Entries supplied:
◆ ◆ ◆ ◆ ◆ ◆ ◆

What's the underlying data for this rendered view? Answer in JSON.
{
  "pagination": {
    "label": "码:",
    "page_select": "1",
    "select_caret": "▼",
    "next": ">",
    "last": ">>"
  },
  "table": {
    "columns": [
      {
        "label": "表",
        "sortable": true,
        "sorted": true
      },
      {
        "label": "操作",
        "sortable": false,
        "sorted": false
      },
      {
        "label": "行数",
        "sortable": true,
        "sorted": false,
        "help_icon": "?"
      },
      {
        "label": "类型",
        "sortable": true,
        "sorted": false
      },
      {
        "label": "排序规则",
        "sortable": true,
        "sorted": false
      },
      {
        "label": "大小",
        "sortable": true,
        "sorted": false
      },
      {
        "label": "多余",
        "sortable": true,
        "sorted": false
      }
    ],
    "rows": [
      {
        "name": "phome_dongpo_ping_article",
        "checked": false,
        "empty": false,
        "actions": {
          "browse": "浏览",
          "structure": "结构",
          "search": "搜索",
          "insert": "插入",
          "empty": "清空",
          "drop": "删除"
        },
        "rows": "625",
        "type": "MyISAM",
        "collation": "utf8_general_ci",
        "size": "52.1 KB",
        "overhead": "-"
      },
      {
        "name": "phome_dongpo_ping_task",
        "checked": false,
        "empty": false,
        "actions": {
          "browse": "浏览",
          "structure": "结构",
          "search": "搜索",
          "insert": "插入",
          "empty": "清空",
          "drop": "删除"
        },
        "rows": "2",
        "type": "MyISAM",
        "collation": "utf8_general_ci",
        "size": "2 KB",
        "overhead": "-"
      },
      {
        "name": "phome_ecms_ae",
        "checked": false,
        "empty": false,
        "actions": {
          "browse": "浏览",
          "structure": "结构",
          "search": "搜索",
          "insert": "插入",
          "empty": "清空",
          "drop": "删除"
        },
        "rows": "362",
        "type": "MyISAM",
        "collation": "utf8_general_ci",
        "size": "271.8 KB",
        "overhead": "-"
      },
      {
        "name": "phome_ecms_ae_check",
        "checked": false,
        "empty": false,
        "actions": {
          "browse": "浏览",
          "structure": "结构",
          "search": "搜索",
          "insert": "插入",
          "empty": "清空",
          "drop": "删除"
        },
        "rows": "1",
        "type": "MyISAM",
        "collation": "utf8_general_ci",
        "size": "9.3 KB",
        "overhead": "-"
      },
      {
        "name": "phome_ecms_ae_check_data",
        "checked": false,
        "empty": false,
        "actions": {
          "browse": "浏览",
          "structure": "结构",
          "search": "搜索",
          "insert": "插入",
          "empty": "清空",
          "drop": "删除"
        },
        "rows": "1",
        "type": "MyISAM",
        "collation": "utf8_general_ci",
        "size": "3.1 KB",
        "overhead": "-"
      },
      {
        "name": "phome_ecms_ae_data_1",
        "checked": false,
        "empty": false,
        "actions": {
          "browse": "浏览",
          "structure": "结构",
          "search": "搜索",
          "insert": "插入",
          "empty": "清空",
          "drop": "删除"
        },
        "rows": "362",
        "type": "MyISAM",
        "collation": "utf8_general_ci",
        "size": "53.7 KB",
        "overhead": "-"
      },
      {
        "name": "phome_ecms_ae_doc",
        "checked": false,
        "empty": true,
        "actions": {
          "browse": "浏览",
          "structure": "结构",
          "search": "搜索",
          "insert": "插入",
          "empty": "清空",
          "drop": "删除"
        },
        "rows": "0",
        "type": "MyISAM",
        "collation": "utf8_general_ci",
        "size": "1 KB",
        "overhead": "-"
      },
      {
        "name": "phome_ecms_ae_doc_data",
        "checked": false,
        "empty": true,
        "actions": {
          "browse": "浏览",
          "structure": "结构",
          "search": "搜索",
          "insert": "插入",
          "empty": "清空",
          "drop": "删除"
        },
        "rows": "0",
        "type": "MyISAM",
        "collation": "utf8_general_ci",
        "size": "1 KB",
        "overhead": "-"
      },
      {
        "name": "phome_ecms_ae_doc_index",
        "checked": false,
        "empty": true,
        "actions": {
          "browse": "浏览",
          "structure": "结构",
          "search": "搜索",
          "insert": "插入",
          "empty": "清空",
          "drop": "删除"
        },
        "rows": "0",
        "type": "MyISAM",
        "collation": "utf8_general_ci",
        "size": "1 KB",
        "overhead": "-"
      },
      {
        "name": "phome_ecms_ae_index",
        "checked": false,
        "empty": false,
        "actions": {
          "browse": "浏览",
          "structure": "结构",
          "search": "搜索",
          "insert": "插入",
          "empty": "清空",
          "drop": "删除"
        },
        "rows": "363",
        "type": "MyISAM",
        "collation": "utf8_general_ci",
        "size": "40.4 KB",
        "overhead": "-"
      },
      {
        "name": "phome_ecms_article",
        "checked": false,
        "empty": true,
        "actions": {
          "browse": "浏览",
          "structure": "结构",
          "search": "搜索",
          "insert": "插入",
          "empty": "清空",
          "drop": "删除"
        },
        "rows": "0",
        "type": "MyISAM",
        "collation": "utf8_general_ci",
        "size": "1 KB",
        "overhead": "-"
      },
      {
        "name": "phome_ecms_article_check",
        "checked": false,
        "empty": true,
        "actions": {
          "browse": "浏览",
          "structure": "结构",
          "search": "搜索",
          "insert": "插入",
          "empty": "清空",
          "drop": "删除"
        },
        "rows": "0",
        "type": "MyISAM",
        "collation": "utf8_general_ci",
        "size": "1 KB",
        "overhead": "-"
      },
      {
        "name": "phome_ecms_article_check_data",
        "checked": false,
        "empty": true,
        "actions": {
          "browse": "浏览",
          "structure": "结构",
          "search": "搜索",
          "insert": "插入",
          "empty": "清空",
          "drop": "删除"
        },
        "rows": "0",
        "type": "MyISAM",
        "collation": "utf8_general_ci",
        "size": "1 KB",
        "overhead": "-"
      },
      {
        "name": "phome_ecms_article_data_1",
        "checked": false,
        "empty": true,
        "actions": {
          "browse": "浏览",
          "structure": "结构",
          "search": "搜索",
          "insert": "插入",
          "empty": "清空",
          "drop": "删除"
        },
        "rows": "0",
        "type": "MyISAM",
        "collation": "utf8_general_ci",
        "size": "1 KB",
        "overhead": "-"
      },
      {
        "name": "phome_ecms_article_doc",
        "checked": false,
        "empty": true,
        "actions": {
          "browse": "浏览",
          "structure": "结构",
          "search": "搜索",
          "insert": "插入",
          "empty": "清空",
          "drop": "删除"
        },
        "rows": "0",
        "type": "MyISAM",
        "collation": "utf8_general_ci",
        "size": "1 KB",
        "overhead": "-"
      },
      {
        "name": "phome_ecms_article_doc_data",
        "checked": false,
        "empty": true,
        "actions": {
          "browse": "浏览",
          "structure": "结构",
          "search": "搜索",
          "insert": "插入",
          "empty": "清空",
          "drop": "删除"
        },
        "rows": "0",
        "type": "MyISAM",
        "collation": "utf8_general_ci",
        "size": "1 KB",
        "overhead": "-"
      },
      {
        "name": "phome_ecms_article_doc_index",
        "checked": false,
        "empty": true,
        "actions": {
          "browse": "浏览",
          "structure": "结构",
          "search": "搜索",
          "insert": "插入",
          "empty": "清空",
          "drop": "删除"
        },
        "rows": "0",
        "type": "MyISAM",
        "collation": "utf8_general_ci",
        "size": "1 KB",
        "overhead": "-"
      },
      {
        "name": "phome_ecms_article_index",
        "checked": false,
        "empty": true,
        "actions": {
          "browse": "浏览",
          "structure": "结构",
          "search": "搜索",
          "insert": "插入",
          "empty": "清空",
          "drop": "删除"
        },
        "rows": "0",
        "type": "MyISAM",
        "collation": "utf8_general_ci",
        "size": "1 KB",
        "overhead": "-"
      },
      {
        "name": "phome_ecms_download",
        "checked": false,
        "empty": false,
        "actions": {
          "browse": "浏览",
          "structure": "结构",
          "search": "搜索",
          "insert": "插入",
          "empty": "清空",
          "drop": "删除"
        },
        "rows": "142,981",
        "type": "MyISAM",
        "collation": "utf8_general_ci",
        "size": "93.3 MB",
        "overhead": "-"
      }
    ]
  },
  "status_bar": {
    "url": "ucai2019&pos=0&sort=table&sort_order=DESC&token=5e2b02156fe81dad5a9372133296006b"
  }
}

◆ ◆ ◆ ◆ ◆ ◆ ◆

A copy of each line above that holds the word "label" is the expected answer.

Exercise solution:
    "label": "码:",
        "label": "表",
        "label": "操作",
        "label": "行数",
        "label": "类型",
        "label": "排序规则",
        "label": "大小",
        "label": "多余",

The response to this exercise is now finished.